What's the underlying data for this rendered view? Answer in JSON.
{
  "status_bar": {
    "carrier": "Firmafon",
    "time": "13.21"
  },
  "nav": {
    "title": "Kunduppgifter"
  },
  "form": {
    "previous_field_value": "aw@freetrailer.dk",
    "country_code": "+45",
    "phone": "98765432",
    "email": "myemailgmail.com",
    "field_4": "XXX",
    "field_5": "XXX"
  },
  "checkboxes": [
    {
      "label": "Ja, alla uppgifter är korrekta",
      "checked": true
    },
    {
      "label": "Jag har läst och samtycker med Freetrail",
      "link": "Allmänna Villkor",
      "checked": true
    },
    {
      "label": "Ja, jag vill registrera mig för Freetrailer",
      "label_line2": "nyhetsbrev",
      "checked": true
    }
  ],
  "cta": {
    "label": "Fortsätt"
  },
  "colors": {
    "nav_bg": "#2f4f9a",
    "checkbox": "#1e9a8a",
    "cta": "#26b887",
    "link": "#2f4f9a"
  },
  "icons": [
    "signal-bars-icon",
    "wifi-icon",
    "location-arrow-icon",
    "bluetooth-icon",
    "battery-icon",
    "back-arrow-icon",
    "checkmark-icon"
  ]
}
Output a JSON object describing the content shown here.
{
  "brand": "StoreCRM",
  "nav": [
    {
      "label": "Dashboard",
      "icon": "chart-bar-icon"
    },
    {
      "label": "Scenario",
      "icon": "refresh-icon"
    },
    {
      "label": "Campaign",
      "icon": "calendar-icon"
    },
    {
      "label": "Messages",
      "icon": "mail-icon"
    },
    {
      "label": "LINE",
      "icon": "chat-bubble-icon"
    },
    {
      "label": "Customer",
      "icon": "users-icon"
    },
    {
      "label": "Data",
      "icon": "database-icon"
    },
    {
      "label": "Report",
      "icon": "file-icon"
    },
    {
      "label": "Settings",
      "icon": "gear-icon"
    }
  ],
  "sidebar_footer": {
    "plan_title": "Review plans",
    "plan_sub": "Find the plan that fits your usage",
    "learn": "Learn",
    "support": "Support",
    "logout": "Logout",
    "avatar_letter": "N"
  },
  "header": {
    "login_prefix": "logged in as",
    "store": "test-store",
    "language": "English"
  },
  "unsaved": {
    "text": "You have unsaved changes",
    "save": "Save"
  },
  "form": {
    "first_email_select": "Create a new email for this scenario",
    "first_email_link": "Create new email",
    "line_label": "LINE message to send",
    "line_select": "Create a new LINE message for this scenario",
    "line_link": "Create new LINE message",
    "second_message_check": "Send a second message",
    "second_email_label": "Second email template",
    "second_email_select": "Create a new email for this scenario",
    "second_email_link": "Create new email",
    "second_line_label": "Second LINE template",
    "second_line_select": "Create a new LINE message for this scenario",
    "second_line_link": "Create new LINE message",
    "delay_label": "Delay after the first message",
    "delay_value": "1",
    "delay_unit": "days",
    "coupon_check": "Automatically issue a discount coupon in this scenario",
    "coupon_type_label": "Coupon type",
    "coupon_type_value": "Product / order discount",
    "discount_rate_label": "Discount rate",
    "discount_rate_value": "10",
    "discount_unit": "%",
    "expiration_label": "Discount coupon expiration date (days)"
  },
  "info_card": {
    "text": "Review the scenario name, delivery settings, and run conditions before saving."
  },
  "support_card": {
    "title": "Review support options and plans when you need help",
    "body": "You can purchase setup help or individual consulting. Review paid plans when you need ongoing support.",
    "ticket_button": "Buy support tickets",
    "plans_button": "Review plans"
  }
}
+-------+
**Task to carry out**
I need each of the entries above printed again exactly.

**Answer to this problem**
What's the underlying data for this rendered view? Answer in JSON.
{
  "status_bar": {
    "carrier": "Firmafon",
    "time": "13.21"
  },
  "nav": {
    "title": "Kunduppgifter"
  },
  "form": {
    "previous_field_value": "aw@freetrailer.dk",
    "country_code": "+45",
    "phone": "98765432",
    "email": "myemailgmail.com",
    "field_4": "XXX",
    "field_5": "XXX"
  },
  "checkboxes": [
    {
      "label": "Ja, alla uppgifter är korrekta",
      "checked": true
    },
    {
      "label": "Jag har läst och samtycker med Freetrail",
      "link": "Allmänna Villkor",
      "checked": true
    },
    {
      "label": "Ja, jag vill registrera mig för Freetrailer",
      "label_line2": "nyhetsbrev",
      "checked": true
    }
  ],
  "cta": {
    "label": "Fortsätt"
  },
  "colors": {
    "nav_bg": "#2f4f9a",
    "checkbox": "#1e9a8a",
    "cta": "#26b887",
    "link": "#2f4f9a"
  },
  "icons": [
    "signal-bars-icon",
    "wifi-icon",
    "location-arrow-icon",
    "bluetooth-icon",
    "battery-icon",
    "back-arrow-icon",
    "checkmark-icon"
  ]
}
Output a JSON object describing the content shown here.
{
  "brand": "StoreCRM",
  "nav": [
    {
      "label": "Dashboard",
      "icon": "chart-bar-icon"
    },
    {
      "label": "Scenario",
      "icon": "refresh-icon"
    },
    {
      "label": "Campaign",
      "icon": "calendar-icon"
    },
    {
      "label": "Messages",
      "icon": "mail-icon"
    },
    {
      "label": "LINE",
      "icon": "chat-bubble-icon"
    },
    {
      "label": "Customer",
      "icon": "users-icon"
    },
    {
      "label": "Data",
      "icon": "database-icon"
    },
    {
      "label": "Report",
      "icon": "file-icon"
    },
    {
      "label": "Settings",
      "icon": "gear-icon"
    }
  ],
  "sidebar_footer": {
    "plan_title": "Review plans",
    "plan_sub": "Find the plan that fits your usage",
    "learn": "Learn",
    "support": "Support",
    "logout": "Logout",
    "avatar_letter": "N"
  },
  "header": {
    "login_prefix": "logged in as",
    "store": "test-store",
    "language": "English"
  },
  "unsaved": {
    "text": "You have unsaved changes",
    "save": "Save"
  },
  "form": {
    "first_email_select": "Create a new email for this scenario",
    "first_email_link": "Create new email",
    "line_label": "LINE message to send",
    "line_select": "Create a new LINE message for this scenario",
    "line_link": "Create new LINE message",
    "second_message_check": "Send a second message",
    "second_email_label": "Second email template",
    "second_email_select": "Create a new email for this scenario",
    "second_email_link": "Create new email",
    "second_line_label": "Second LINE template",
    "second_line_select": "Create a new LINE message for this scenario",
    "second_line_link": "Create new LINE message",
    "delay_label": "Delay after the first message",
    "delay_value": "1",
    "delay_unit": "days",
    "coupon_check": "Automatically issue a discount coupon in this scenario",
    "coupon_type_label": "Coupon type",
    "coupon_type_value": "Product / order discount",
    "discount_rate_label": "Discount rate",
    "discount_rate_value": "10",
    "discount_unit": "%",
    "expiration_label": "Discount coupon expiration date (days)"
  },
  "info_card": {
    "text": "Review the scenario name, delivery settings, and run conditions before saving."
  },
  "support_card": {
    "title": "Review support options and plans when you need help",
    "body": "You can purchase setup help or individual consulting. Review paid plans when you need ongoing support.",
    "ticket_button": "Buy support tickets",
    "plans_button": "Review plans"
  }
}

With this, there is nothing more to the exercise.